If you haven’t already heard, RED Digital Cinema has announced that they will be offering a paid camera upgrade (called Weapon) to all Dragon owners starting at NAB in April. While a lot of details have yet to be revealed, what we do know so far is that Weapon is a camera body upgrade – not a sensor upgrade, but it will still likely improve overall image quality in addition to adding functionality to the camera body itself.
RED has always been pretty good about offering an upgrade path to owners of their cameras. In the past, if you owned let’s say a Scarlet MX you would be able to send in your camera and upgrade it to a Scarlet Dragon without having to buy an entirely new camera. This has generally been a good thing as it meant that your investment in a RED camera would have more longevity if you chose to stick with the brand. The issue for many users though, is that the updates are coming so frequently (and at such a high cost), that it is becoming very difficult and extremely costly to keep up with the technology.
The Real Cost Of RED
If you had bought a RED Scarlet MX (the lowest cost RED camera) in the first half of last year and wanted to keep up with the new technology, you would be paying to upgrade the camera twice in less than a year. First from MX to Dragon, and then from Dragon to Weapon. When you factor in the upgrade costs (currently it’s $9500 to go from MX to Dragon) on top of the original price of the camera, not to mention the extremely expensive accessories, you potentially could have just invested in an Arri Amira. That’s a tough pill to swallow when you consider you are left with a Scarlet at the end of the day…
It’s not that RED shouldn’t be pushing their technology forward, but the way in which their upgrades are structured and priced often end up polarizing their customers. Right now, many users are upset that they will need to upgrade their MX sensors to Dragon before NAB (which is a month and a half away) in order to take advantage of a reduced upgrade price on the Weapon. If they are unable to do so, they can upgrade to Dragon later (and then upgrade to Weapon after the fact) but the cost will be much higher and the wait time to get their camera will increase substantially. Considering Weapon was only announced a few days ago, that leaves current MX users with a very short timeline to decide what to do. On top of that, the Weapon ‘announcement’ didn’t really reveal any concrete details on what users would be getting with the upgrade, which makes it even more challenging to decide what to do.
What Is Weapon?
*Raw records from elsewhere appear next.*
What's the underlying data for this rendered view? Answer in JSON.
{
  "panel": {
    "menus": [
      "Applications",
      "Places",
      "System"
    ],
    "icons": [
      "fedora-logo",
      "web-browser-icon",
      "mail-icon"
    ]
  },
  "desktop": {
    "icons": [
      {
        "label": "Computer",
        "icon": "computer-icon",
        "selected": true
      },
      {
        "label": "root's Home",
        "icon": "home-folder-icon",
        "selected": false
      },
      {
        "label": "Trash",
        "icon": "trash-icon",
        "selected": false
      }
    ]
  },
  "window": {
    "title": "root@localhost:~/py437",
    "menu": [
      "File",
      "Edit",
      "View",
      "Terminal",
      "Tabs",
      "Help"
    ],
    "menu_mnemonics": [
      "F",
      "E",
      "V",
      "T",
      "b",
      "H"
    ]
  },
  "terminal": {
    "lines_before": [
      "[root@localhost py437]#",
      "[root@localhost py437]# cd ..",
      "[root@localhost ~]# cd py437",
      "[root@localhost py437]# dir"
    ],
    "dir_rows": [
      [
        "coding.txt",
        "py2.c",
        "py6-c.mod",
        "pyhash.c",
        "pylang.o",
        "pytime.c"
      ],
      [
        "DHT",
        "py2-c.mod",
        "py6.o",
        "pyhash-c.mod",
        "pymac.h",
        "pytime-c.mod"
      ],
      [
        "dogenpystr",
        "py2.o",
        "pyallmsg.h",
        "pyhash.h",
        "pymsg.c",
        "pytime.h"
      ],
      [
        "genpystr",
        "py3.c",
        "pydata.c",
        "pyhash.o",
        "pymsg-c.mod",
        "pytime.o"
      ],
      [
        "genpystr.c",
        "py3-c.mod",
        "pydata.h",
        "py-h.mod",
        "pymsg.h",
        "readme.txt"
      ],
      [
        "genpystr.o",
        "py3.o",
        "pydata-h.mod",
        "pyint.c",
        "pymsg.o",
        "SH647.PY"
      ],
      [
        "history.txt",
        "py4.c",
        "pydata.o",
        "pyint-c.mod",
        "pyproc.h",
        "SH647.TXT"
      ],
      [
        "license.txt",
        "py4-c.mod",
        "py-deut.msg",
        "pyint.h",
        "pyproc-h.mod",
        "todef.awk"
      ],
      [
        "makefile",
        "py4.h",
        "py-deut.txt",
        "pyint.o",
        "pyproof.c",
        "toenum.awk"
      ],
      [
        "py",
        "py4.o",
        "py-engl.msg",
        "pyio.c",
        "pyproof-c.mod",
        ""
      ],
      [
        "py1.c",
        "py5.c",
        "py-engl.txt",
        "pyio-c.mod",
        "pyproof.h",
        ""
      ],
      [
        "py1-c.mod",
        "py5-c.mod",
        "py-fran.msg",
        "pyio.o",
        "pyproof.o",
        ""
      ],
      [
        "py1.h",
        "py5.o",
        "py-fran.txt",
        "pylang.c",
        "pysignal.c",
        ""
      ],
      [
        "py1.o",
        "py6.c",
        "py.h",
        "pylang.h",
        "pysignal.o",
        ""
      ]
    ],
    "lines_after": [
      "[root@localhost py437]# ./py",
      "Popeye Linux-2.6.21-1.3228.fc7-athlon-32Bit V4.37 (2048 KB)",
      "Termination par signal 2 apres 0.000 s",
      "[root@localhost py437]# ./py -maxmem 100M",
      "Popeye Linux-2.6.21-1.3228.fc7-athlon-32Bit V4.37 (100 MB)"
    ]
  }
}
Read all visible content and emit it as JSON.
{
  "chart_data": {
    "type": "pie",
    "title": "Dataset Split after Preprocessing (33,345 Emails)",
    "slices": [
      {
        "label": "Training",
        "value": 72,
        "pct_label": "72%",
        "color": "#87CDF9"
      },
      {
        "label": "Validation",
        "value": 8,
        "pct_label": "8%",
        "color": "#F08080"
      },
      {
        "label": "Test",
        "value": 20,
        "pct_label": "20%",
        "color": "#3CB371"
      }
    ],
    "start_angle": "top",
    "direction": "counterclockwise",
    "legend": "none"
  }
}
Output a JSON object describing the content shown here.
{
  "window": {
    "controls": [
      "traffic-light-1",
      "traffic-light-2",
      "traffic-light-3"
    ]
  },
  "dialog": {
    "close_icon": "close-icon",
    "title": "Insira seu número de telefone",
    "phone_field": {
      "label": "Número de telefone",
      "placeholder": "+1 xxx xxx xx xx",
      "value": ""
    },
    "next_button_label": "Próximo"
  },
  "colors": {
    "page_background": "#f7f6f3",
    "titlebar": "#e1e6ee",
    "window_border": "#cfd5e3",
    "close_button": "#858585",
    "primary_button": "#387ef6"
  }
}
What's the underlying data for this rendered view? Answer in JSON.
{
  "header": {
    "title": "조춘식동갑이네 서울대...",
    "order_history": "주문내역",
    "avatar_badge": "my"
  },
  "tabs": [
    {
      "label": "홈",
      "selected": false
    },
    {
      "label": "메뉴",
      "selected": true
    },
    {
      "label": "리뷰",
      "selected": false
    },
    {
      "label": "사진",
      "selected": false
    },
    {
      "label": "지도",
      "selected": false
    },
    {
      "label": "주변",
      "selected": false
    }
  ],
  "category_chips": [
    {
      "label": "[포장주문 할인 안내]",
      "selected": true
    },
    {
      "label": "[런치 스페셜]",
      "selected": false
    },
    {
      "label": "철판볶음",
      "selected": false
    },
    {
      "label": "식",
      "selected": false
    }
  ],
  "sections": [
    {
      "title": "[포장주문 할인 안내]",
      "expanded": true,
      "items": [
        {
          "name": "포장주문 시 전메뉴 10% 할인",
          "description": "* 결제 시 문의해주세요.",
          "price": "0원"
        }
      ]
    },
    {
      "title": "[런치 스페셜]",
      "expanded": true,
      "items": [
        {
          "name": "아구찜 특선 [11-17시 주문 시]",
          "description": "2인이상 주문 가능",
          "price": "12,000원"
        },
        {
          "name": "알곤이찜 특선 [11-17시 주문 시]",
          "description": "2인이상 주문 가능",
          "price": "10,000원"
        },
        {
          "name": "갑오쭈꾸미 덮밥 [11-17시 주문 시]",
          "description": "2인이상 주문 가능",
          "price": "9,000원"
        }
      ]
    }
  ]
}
As I stated above, all we really know so far is that Weapon will be a body upgrade – not a sensor upgrade. In other words, if you already have a Dragon you will be able to re-house it in a Weapon body, which theoretically could improve the performance of the camera while also adding some new functionality to the camera itself. The dynamic range in particular may improve as the hardware in the Epic body supposedly limited the sensor performance to some degree… So even though this is a body upgrade, the performance of the camera will certainly be improved as well.
I don’t doubt that the Weapon will be a great camera. I’m sure that performance, image quality and it’s overall feature set will offer a nice improvement over it’s predecessor – but to many that’s not enough. Personally speaking, I’ve always preferred Arri’s slow and steady business model with regards to their cameras. Yes, they cost quite a bit more money right off the bat, but they also stay relevant for longer. If you had invested in the original Arri Alexa, it would still be nearly as relevant today as it was on day one. Not to mention it’s resale value would stay relatively high. On the other hand, if you invested in the original RED camera – the ONE, it would feel quite outdated today, and you’d get a lot less for it when trying to resell it. That’s not to say the RED ONE wasn’t a great camera… In fact I think it was the best camera RED has ever made in a lot of ways. But it does go to show that the lifecycle of a RED can be shorter than an Alexa, and in the end the cost balances out.
What I Want To See From Red
Right now it feels like RED is fighting an uphill battle with Arri, attempting to compete for the extremely high end market. There’s no denying that RED is producing some really great cameras that are being used on professional productions day in and day out – but they are still the runner up for the very high end. The vast majority of Hollywood level productions (shooting digitally) are opting to go with Arri, and it seems that RED is aggressively trying to eat into their marketshare. What I would love to see them do however, is cater more to their existing market: the mid level production.
Right now RED has found a sweet spot with mid level productions and filmmakers. Productions that have a big enough budget that they don’t need to shoot on Blackmagic’s or DSLR’s but can’t quite afford an Alexa usually are benefitting most from RED. This is why so many music videos, indie films, commercials, and other mid level productions are shot with Scarlets, Epics and Dragons. Their cameras fill a void in the marketplace, and in my opinion RED should keep focusing on that market.
What I would like to see from RED is simple – better pricing. Granted, their prices have dropped over the years, but then again so have everyone else’s. I want to see an affordable all in one solution from RED (like a Scarlet but without the need for all of the accessories), and more competitive upgrade pricing. If they can keep delivering great image quality, but maintain a lower cost on their gear, then they will have me as a customer. But if it’s going to cost me just as much in the long run to buy and maintain a RED camera as it would to get an Alexa… I’m going to have to go with Arri.